[Records for this task Boundary: Start]

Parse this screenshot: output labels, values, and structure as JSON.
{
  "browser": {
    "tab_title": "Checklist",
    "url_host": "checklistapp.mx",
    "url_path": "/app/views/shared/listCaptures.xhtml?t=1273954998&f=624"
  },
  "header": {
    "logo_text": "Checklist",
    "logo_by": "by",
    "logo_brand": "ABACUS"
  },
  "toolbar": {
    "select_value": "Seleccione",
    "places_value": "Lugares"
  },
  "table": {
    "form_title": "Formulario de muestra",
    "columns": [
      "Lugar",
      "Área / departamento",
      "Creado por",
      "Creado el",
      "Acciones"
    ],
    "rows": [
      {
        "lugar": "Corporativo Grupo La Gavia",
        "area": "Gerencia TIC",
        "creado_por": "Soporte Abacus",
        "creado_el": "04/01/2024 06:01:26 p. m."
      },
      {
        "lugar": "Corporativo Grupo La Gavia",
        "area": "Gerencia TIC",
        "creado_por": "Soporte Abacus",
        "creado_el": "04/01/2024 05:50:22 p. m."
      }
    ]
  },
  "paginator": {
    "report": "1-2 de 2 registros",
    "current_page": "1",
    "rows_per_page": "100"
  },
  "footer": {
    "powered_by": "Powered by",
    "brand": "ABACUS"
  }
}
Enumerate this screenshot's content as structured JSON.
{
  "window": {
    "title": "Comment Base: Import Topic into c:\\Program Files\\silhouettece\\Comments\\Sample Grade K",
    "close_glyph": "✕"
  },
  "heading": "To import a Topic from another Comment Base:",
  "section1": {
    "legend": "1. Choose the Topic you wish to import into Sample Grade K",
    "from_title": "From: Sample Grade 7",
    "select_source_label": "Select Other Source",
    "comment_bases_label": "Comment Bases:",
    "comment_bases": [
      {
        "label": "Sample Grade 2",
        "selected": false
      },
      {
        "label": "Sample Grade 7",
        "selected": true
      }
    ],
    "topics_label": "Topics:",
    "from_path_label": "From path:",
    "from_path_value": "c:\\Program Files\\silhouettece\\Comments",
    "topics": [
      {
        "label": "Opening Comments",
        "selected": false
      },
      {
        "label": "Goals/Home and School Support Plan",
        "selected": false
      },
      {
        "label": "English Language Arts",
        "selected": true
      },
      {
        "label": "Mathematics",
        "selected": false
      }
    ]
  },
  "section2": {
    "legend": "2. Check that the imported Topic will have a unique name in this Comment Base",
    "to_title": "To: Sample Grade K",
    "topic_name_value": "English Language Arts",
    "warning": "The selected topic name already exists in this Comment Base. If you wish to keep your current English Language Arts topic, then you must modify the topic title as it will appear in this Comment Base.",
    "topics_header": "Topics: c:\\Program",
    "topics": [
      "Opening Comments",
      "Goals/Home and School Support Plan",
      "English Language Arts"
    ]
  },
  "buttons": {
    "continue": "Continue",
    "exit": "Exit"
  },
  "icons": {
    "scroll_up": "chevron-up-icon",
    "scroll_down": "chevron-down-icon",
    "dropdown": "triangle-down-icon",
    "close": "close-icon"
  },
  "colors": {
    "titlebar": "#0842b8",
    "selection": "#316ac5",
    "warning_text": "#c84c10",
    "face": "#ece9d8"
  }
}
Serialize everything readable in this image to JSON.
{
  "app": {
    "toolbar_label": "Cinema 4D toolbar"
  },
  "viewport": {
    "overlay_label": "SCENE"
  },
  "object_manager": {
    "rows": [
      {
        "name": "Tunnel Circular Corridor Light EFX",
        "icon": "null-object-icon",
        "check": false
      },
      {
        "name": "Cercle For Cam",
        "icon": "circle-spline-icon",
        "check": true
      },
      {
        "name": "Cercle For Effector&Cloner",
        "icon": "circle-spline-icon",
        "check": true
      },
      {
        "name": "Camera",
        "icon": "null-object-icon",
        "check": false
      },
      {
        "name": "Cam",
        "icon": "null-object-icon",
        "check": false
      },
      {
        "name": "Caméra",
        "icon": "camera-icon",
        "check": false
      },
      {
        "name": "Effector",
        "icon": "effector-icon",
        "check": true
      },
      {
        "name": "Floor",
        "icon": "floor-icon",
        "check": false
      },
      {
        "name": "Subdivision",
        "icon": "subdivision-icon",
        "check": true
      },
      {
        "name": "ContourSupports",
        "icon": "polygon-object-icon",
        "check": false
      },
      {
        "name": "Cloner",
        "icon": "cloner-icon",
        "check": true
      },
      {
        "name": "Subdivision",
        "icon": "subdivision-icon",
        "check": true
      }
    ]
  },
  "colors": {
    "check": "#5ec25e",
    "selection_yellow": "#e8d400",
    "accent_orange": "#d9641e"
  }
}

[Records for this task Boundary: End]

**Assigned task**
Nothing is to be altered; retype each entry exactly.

**Reply**
Parse this screenshot: output labels, values, and structure as JSON.
{
  "browser": {
    "tab_title": "Checklist",
    "url_host": "checklistapp.mx",
    "url_path": "/app/views/shared/listCaptures.xhtml?t=1273954998&f=624"
  },
  "header": {
    "logo_text": "Checklist",
    "logo_by": "by",
    "logo_brand": "ABACUS"
  },
  "toolbar": {
    "select_value": "Seleccione",
    "places_value": "Lugares"
  },
  "table": {
    "form_title": "Formulario de muestra",
    "columns": [
      "Lugar",
      "Área / departamento",
      "Creado por",
      "Creado el",
      "Acciones"
    ],
    "rows": [
      {
        "lugar": "Corporativo Grupo La Gavia",
        "area": "Gerencia TIC",
        "creado_por": "Soporte Abacus",
        "creado_el": "04/01/2024 06:01:26 p. m."
      },
      {
        "lugar": "Corporativo Grupo La Gavia",
        "area": "Gerencia TIC",
        "creado_por": "Soporte Abacus",
        "creado_el": "04/01/2024 05:50:22 p. m."
      }
    ]
  },
  "paginator": {
    "report": "1-2 de 2 registros",
    "current_page": "1",
    "rows_per_page": "100"
  },
  "footer": {
    "powered_by": "Powered by",
    "brand": "ABACUS"
  }
}
Enumerate this screenshot's content as structured JSON.
{
  "window": {
    "title": "Comment Base: Import Topic into c:\\Program Files\\silhouettece\\Comments\\Sample Grade K",
    "close_glyph": "✕"
  },
  "heading": "To import a Topic from another Comment Base:",
  "section1": {
    "legend": "1. Choose the Topic you wish to import into Sample Grade K",
    "from_title": "From: Sample Grade 7",
    "select_source_label": "Select Other Source",
    "comment_bases_label": "Comment Bases:",
    "comment_bases": [
      {
        "label": "Sample Grade 2",
        "selected": false
      },
      {
        "label": "Sample Grade 7",
        "selected": true
      }
    ],
    "topics_label": "Topics:",
    "from_path_label": "From path:",
    "from_path_value": "c:\\Program Files\\silhouettece\\Comments",
    "topics": [
      {
        "label": "Opening Comments",
        "selected": false
      },
      {
        "label": "Goals/Home and School Support Plan",
        "selected": false
      },
      {
        "label": "English Language Arts",
        "selected": true
      },
      {
        "label": "Mathematics",
        "selected": false
      }
    ]
  },
  "section2": {
    "legend": "2. Check that the imported Topic will have a unique name in this Comment Base",
    "to_title": "To: Sample Grade K",
    "topic_name_value": "English Language Arts",
    "warning": "The selected topic name already exists in this Comment Base. If you wish to keep your current English Language Arts topic, then you must modify the topic title as it will appear in this Comment Base.",
    "topics_header": "Topics: c:\\Program",
    "topics": [
      "Opening Comments",
      "Goals/Home and School Support Plan",
      "English Language Arts"
    ]
  },
  "buttons": {
    "continue": "Continue",
    "exit": "Exit"
  },
  "icons": {
    "scroll_up": "chevron-up-icon",
    "scroll_down": "chevron-down-icon",
    "dropdown": "triangle-down-icon",
    "close": "close-icon"
  },
  "colors": {
    "titlebar": "#0842b8",
    "selection": "#316ac5",
    "warning_text": "#c84c10",
    "face": "#ece9d8"
  }
}
Serialize everything readable in this image to JSON.
{
  "app": {
    "toolbar_label": "Cinema 4D toolbar"
  },
  "viewport": {
    "overlay_label": "SCENE"
  },
  "object_manager": {
    "rows": [
      {
        "name": "Tunnel Circular Corridor Light EFX",
        "icon": "null-object-icon",
        "check": false
      },
      {
        "name": "Cercle For Cam",
        "icon": "circle-spline-icon",
        "check": true
      },
      {
        "name": "Cercle For Effector&Cloner",
        "icon": "circle-spline-icon",
        "check": true
      },
      {
        "name": "Camera",
        "icon": "null-object-icon",
        "check": false
      },
      {
        "name": "Cam",
        "icon": "null-object-icon",
        "check": false
      },
      {
        "name": "Caméra",
        "icon": "camera-icon",
        "check": false
      },
      {
        "name": "Effector",
        "icon": "effector-icon",
        "check": true
      },
      {
        "name": "Floor",
        "icon": "floor-icon",
        "check": false
      },
      {
        "name": "Subdivision",
        "icon": "subdivision-icon",
        "check": true
      },
      {
        "name": "ContourSupports",
        "icon": "polygon-object-icon",
        "check": false
      },
      {
        "name": "Cloner",
        "icon": "cloner-icon",
        "check": true
      },
      {
        "name": "Subdivision",
        "icon": "subdivision-icon",
        "check": true
      }
    ]
  },
  "colors": {
    "check": "#5ec25e",
    "selection_yellow": "#e8d400",
    "accent_orange": "#d9641e"
  }
}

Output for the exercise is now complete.